Thursday, October 7, 2010

Slightly Manhattan Clam Chowder

I promised another recipe tonight, didn't I?  Well, although rehearsal for Arabian Nights went on till eleven, here I sit, flopped on the couch after being unable to contemplate an evening without cooking and therefore wandering into the kitchen and blissfully giving up sleep.

Seriously.  It's kind of embarrassing.  I get a weird kick out of chopping fennel and julienning basil.  I stand in the kitchen for an hour as the boyfriend patiently waits for dinner, shouting back "Yes, I heard that!" as he watches the latest recorded Jon Stewart or Community, and keeps hoping I'm laughing at the latest jokes.  Instead of, you know, doing a quick sauté of vegetables and snuggling up to him and to the cat.  (Oh, priorities.  But y'all, cooking is addictive.)  My mother and I have a very closely knit relationship over food:  on her last visit, we spent a morning on the balcony eating fruit spring rolls with mint and honey while relettering my spice jars to showcase her calligraphy skills.

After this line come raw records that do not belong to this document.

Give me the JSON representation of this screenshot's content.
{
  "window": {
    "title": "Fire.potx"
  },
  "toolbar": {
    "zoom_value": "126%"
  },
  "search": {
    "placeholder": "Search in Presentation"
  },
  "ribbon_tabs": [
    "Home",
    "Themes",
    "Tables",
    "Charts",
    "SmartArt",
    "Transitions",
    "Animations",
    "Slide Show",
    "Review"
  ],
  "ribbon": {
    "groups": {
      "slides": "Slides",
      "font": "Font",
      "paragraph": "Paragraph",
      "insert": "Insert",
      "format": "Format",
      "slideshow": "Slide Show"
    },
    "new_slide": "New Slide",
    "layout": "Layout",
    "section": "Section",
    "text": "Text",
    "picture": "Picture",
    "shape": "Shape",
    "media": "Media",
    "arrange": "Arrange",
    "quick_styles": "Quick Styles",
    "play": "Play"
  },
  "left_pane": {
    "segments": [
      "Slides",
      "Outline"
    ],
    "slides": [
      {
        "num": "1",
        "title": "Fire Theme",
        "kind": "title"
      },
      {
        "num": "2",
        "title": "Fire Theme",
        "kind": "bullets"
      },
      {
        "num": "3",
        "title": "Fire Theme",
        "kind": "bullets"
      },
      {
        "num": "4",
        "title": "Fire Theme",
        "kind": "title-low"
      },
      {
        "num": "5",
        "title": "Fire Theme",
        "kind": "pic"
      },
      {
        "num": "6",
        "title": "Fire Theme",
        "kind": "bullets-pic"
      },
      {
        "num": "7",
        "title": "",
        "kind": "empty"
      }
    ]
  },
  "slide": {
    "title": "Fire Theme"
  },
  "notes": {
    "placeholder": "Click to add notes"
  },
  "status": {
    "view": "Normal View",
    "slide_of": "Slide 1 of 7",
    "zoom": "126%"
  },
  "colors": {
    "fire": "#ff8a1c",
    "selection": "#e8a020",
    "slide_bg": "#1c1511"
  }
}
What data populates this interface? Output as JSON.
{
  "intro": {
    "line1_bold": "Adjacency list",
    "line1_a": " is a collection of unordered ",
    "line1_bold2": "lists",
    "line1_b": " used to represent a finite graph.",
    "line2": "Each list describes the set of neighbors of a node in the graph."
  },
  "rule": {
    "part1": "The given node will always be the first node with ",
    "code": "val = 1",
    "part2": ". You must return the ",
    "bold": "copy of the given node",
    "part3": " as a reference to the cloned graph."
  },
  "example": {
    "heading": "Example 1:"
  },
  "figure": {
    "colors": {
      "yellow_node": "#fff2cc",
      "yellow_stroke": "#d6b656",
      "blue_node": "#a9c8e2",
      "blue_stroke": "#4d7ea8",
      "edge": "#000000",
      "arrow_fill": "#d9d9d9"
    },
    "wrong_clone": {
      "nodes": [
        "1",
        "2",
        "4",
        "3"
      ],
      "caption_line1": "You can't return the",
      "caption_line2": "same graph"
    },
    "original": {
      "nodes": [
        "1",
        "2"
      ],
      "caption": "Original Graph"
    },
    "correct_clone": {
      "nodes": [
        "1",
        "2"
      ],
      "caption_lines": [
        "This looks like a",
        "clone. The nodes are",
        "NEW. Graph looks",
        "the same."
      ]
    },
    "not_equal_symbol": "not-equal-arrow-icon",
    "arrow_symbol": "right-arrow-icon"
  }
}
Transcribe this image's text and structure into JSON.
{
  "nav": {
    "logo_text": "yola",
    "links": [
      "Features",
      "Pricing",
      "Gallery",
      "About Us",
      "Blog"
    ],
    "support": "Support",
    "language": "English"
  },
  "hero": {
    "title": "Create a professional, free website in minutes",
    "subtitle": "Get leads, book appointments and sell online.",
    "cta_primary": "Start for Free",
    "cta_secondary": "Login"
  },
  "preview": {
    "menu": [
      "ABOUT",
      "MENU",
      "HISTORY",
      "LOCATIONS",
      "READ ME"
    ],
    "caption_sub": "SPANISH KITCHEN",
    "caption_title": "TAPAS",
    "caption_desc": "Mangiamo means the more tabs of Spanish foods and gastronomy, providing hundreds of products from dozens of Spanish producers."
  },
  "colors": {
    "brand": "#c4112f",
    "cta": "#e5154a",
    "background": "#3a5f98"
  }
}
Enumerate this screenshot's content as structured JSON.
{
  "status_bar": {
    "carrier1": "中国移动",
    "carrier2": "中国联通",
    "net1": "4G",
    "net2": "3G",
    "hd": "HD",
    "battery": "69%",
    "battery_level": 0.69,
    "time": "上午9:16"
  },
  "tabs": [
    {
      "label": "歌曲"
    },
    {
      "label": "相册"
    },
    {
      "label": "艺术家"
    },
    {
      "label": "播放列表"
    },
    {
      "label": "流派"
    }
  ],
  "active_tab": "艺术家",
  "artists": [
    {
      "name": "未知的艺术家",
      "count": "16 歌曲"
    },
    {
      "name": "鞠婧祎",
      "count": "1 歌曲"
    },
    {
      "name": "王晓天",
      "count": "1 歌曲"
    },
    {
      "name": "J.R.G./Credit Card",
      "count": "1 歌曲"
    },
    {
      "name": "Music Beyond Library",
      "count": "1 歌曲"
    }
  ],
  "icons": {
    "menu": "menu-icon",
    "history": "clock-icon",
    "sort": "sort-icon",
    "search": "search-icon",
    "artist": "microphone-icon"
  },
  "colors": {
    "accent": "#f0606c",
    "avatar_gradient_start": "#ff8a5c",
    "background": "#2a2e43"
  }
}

By the way, I feel like I should explain the label pictured above.  The words "Crushed Red Peppers" are very difficult to translate into calligraphy.  I suggested "Crushed Slightly Orange Peppers", which looked much prettier.  It does make sense.  I swear.

But!  Here we go.  I do realize that the only relation this has to Manhattan clam chowder is the tomatoes, but this is called creativity.  And it worked.  And it's Natalia-Rose detox-friendly:  flesh-based.

Slightly Manhattan Clam Chowder
Serves 4-8 or 1 for two days

1 onion, minced
2 carrots, diced
1/2 large bulb or 1 small bulb fennel, diced
2 cloves garlic, pressed or minced
4 15-oz cans diced tomatoes, unseasoned (since you don't usually make soup when great tomatoes are in season)
2 cans clams with liquor (or about 18 scrubbed fresh clams; steam them for about 8-10 minutes in a covered pot instead of the 3-4 minutes at the end of step 3.)
1 cup dry white wine
2 cups vegetable broth
1 heaping tbsp tomato paste
2 tbsp Herbes de Provence
1 tsp crushed red pepper flakes
1 bay leaf
1 lemon or lime (preferably lemon, but I've got to use up a whole bag of limes!)
Extra virgin olive oil
Salt and pepper, to taste
Fennel fronds or torn basil leaves, to garnish

1.  Drizzle your largest pot with about a tablespoon of olive oil and turn heat to medium high.  When the oil sputters when you sprinkle it with drops of water, add the onions and some salt and pepper.  Sweat the onions until they turn translucent.

2.  Add the diced carrots, fennel, and garlic, toss, and season with more salt and pepper.  Sweat for a few minutes, then add the diced tomatoes in their juice.  Season with a little more salt and pepper*.  Bring to a slow boil.

3.  Add the clam liquor**, dry white wine, herbes de Provence, red pepper flakes, and the tomato paste, stir, and simmer for about 3-4 minutes.  If you like, you can add about half the mixture to a blender to make a soup with a slightly thicker texture; it makes for a slightly creamy-looking soup without actual cream...

4.  Add the vegetable broth, the lemon or lime juice, and the bay leaf.   Bring to a slow boil and then turn the heat down to low; simmer for 15 minutes.  Add in the clams and simmer for 5 minutes more, then serve, garnished with some fennel fronds or julienned basil leaves.  Also possibly a bit of cracked pepper.  Enjoy!

This soup, too, gets better the longer you allow the flavors to marry.

*The reason for the continual seasoning with salt and pepper is that each ingredient absorbs the seasoning as it cooks, thus giving you more flavor if you add salt and pepper gradually versus adding all at once at the end.
**Not the canned clams, not yet; just open the can almost all the way and keep the lid on to let only the liquor pour out while the clams stay inside.  They will get tough if you add them too soon.

The soup kick will be over soon, I feel.  And it's still warm enough for some truly out-of-this-world guacamole...

Mmmm.  I think I have to go shopping for avocados now.